Laying all the cards I have accumulated on the table I come up with this scenario (keep in mind this is my interpretation and may have no basis in fact whatsoever):

Mr. Kremp went to his state senator with a business-related concern. This would indicate that Mr. Kremp is a concerned citizen who understands the political process and finds his state senator approachable. Sen. Greenleaf sat down with a constituent, thought his concern had merit and would be a general public good, and proceeded to shepherd a bill through the state senate. This is how democracy is supposed to work.

Locating all the information presented in this post (and additional background information) took the entire length of a Disney movie tape (one of the standard measures of time in my house). Writing it up took an equal amount of time. Voters simply don’t have the time to run this kind of research on each and every bill that we find interesting, let alone all of them. And no one does this kind of research and makes it available to the public free of charge. We would like to be able to trust our elected officials and not feel the need to look into nooks and crannies. However, given the shenanigans going on with the slot machine deals, assorted land grabs, and other malfeasance that become public, we are often understandably skeptical.
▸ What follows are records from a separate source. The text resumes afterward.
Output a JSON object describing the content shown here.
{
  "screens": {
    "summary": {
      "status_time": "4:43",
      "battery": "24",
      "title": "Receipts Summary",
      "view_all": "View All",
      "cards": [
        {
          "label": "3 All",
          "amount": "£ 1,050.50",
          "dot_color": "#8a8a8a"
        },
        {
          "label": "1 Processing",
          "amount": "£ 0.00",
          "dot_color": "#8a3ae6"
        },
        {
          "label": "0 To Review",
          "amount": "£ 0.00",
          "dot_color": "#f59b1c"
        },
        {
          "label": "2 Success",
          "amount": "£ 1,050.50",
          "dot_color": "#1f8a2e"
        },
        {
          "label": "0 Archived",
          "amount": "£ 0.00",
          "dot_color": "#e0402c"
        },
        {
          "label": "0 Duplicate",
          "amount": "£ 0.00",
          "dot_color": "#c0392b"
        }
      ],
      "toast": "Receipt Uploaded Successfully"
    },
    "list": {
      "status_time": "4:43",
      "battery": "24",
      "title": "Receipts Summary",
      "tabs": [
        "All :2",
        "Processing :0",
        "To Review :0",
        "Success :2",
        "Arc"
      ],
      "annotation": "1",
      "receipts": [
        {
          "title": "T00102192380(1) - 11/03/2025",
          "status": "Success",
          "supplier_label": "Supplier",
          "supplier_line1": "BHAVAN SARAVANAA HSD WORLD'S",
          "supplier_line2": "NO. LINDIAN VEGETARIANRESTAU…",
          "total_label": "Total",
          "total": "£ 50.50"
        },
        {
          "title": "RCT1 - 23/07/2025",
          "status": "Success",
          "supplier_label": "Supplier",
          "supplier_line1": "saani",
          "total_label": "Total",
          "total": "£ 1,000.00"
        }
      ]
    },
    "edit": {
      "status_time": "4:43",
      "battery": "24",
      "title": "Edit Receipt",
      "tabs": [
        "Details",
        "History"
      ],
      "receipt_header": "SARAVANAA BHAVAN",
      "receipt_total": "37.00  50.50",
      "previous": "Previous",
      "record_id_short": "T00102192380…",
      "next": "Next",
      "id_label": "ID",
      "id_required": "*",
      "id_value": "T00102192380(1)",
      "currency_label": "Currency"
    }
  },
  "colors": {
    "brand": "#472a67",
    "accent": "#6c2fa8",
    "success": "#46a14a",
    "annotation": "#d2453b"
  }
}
It would be great if the legislature would make it easier for us to believe they are honest and working hard on our behalf. It would be great of the leadership of the house and senate made honesty and integrity a priority. In any event, I am pleased to keep the white hat on Sen. Greenleaf and to be able to order my mother’s birthday flowers through Kremp Florist this year with a clear conscience.


LVDem said...

Not bad thoughts. To perhaps supplement that thoughts, all of these representatives would fall into the classification of "Main Street" policy makers. They tend to be focused on small businesses and advocate policies that offer assistance to those businesses: tax credits, grant incentives, and other programs/incentives that tend to appeal to the Main Street merchants of small towns and communities. My guess is that this was the angle taken by the lobbyists.

This is a different approach taken than what the Club for Growthers like. Want to watch a club for growth member go off: say you are Main Street Republican. It's funny.

AboveAvgJane said...

Doesn't the Club for Growth just want to shut down the government and send everyone home?

LVDem said...

Right, they clash constantly with the Main Street GOPers who are looking to leverage gov't to improve small businesses. The group you listed above more closely resembles the Main Street folks with a Dem or two for good measure (that happens too... Dems and Main Street Republicans get along fairly well). Truth be told the senate is full of Republicans that the Club for Growth would love to knock off.